## [EXERCISE GOAL]
What is the number of lines in this listing that include the string "무엇인가요"? Answer with that number by itself.

## [DATA PROVIDED]
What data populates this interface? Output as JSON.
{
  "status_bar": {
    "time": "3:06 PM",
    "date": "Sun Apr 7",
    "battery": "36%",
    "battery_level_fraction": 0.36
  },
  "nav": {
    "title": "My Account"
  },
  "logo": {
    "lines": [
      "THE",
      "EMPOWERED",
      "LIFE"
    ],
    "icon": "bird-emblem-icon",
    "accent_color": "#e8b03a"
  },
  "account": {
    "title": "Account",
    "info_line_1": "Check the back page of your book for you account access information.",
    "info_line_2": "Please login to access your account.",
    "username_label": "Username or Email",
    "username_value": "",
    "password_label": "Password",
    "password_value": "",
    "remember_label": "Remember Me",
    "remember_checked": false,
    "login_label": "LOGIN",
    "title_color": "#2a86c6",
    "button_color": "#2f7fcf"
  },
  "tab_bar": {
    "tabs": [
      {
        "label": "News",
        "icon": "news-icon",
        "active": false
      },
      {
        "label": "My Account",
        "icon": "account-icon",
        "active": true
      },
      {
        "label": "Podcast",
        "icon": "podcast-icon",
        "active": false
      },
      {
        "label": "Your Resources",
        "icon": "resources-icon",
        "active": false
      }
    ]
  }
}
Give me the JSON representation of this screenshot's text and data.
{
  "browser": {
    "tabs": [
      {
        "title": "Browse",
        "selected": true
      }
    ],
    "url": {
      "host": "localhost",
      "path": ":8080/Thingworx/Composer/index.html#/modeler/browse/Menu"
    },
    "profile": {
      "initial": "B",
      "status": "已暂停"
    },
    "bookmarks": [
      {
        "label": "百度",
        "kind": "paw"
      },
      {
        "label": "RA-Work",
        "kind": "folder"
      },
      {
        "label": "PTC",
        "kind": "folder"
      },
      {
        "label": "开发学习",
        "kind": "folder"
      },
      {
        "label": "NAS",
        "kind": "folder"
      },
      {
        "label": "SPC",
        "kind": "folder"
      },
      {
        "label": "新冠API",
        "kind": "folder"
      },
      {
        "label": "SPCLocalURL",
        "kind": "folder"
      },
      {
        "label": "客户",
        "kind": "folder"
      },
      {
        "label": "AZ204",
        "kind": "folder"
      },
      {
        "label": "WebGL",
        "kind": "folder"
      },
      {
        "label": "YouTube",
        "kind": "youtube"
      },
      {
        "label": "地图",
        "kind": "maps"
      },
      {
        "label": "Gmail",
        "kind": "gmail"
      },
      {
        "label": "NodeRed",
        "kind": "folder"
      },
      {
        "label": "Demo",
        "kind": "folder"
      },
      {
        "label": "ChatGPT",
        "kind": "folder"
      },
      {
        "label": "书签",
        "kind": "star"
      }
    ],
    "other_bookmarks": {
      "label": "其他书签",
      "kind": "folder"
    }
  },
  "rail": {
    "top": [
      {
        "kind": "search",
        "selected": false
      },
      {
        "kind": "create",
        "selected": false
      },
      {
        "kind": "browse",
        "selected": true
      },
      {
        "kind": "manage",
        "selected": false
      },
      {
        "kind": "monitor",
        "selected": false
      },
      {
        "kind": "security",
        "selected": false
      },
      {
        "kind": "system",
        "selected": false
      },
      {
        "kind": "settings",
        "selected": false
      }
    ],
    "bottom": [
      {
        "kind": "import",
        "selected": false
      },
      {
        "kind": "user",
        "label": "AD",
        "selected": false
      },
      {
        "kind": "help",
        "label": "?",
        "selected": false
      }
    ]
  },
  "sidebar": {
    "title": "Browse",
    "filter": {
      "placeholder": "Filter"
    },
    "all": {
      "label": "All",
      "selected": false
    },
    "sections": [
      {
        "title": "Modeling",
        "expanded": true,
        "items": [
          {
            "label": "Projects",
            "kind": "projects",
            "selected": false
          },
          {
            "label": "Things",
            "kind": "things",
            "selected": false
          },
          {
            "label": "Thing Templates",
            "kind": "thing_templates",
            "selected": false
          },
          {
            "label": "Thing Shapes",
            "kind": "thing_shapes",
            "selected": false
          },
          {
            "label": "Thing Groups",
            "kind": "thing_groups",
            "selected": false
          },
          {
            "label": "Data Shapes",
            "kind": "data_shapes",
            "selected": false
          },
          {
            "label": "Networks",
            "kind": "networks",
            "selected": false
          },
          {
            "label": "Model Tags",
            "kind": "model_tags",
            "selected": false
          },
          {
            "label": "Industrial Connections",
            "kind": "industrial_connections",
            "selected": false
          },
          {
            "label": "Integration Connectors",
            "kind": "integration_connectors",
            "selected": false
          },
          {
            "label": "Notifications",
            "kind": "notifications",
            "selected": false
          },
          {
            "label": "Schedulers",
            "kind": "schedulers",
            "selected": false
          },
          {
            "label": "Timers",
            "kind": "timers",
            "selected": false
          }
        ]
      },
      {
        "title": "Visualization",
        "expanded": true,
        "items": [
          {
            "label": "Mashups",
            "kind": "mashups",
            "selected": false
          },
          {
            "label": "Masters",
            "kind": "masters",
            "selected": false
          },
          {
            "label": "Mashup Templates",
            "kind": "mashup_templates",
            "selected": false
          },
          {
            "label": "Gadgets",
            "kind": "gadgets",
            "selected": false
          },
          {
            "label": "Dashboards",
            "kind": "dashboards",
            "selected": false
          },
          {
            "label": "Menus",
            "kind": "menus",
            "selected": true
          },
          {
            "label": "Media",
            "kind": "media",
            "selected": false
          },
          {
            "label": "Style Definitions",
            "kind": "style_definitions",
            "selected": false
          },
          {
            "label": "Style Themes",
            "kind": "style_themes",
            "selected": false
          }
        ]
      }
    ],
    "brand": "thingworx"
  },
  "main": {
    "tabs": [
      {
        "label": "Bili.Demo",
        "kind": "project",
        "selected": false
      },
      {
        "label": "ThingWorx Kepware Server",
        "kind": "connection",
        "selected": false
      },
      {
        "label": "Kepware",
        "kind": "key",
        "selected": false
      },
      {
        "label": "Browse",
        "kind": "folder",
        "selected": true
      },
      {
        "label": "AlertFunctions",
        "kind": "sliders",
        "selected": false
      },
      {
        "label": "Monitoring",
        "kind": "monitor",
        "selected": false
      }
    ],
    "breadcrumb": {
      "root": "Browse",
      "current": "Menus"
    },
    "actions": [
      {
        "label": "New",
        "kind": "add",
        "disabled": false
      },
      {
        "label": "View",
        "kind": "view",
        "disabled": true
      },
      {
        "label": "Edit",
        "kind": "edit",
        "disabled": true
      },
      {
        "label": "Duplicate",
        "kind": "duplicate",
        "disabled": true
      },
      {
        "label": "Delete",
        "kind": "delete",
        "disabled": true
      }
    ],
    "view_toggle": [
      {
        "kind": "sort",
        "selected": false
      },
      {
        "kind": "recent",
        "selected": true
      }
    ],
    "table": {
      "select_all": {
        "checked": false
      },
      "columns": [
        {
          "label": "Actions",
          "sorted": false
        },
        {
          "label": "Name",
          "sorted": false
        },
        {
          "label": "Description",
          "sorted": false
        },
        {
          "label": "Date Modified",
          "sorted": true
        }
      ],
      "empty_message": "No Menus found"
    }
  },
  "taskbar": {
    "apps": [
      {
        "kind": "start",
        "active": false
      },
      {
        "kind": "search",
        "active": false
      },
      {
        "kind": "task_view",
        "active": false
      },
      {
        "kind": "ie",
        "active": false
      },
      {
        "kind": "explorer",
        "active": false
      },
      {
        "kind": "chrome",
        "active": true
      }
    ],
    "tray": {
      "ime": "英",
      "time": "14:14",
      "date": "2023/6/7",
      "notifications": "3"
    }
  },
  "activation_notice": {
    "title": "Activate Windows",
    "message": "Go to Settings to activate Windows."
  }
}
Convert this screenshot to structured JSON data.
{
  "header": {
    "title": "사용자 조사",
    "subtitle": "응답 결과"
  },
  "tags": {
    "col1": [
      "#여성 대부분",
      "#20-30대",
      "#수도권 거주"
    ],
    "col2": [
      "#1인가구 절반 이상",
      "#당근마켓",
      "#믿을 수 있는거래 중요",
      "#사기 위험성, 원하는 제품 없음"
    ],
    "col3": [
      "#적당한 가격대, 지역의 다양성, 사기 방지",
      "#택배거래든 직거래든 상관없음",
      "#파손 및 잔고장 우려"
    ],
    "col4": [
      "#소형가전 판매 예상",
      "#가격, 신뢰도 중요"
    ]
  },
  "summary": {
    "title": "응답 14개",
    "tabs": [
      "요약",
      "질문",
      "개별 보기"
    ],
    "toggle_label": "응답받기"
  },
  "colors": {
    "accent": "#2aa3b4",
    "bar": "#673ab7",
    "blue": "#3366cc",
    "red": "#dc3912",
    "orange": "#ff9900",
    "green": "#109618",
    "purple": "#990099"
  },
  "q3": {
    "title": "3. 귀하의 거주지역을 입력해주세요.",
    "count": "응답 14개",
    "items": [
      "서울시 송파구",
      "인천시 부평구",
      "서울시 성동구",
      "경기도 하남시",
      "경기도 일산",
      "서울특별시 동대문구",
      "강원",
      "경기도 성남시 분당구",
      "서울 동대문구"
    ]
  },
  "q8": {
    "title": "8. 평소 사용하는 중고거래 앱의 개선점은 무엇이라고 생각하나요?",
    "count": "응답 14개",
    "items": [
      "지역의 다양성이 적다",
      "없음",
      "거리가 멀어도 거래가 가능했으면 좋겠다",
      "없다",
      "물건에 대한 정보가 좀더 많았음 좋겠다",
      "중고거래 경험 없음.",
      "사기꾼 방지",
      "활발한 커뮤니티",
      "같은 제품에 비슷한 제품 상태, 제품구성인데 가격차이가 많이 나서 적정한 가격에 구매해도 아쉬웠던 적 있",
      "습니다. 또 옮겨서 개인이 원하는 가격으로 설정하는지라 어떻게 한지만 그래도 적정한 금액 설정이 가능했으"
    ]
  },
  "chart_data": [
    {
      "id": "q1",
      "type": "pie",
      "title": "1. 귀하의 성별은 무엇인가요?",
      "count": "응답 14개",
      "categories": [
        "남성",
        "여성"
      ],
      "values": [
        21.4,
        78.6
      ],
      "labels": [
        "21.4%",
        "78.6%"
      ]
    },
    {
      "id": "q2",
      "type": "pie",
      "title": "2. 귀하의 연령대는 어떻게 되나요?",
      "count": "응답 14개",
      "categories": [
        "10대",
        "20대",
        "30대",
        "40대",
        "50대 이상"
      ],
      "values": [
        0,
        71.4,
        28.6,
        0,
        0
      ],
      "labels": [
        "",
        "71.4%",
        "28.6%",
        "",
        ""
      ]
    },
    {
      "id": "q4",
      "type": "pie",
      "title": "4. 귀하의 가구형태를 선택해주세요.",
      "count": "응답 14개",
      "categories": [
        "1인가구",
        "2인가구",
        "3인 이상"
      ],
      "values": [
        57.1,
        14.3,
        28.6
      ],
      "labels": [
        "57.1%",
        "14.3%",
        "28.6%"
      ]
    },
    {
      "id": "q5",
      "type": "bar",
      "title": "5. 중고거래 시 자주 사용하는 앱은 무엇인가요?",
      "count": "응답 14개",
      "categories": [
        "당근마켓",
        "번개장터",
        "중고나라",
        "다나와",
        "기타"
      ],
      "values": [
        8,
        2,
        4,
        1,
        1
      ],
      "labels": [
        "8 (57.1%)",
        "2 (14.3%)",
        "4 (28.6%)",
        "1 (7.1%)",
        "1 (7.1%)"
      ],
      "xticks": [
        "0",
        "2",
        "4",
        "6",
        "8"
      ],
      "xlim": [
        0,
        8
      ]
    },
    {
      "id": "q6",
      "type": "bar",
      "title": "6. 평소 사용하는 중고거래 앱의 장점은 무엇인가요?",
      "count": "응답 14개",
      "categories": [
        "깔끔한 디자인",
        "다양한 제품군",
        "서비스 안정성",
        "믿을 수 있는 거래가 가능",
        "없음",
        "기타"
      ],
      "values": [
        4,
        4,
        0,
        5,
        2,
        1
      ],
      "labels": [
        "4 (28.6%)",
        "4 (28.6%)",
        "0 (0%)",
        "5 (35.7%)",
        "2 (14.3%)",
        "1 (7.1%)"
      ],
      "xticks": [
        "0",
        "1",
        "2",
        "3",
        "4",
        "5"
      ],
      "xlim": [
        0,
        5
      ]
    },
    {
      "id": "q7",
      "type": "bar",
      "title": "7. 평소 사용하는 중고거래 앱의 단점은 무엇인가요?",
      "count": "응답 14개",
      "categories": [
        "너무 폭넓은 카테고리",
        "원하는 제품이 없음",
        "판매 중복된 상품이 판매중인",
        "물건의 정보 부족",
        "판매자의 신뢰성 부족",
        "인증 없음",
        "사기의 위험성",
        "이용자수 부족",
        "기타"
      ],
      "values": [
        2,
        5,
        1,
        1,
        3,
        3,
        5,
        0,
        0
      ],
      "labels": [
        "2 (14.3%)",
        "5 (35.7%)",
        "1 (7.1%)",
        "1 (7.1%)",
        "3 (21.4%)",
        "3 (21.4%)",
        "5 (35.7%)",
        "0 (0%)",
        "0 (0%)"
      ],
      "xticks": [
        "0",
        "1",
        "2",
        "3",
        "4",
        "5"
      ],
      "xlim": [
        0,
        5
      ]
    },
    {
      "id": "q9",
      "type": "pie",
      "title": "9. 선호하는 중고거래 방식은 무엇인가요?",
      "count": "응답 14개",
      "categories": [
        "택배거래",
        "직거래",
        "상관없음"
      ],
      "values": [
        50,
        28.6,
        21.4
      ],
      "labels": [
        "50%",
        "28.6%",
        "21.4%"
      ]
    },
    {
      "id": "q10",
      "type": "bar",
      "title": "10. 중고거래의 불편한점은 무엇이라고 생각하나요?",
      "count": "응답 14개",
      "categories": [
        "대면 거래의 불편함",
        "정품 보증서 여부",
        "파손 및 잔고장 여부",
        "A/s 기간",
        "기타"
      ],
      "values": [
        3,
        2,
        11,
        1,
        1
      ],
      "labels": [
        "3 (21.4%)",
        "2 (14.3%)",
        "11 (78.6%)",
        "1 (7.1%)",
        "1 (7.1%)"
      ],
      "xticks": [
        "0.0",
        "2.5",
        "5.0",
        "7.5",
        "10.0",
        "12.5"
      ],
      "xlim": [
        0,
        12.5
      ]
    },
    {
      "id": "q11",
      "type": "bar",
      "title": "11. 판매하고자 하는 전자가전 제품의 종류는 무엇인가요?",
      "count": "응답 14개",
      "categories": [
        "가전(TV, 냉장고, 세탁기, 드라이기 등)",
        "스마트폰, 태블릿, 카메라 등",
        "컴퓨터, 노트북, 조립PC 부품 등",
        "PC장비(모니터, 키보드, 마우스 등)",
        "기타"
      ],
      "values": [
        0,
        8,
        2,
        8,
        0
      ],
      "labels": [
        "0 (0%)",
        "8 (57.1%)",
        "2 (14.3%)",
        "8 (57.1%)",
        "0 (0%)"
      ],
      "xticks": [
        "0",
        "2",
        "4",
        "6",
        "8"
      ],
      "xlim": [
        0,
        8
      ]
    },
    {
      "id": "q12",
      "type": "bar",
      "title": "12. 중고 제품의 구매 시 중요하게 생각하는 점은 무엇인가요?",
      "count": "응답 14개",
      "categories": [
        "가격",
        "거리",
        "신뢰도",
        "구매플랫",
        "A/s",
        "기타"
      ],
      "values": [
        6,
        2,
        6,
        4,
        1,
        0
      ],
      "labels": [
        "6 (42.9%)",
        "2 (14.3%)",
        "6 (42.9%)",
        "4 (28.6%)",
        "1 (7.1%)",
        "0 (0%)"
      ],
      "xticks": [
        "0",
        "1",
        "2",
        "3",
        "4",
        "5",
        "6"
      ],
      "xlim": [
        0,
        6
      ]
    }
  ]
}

## [RESULT OF THE EXERCISE]
7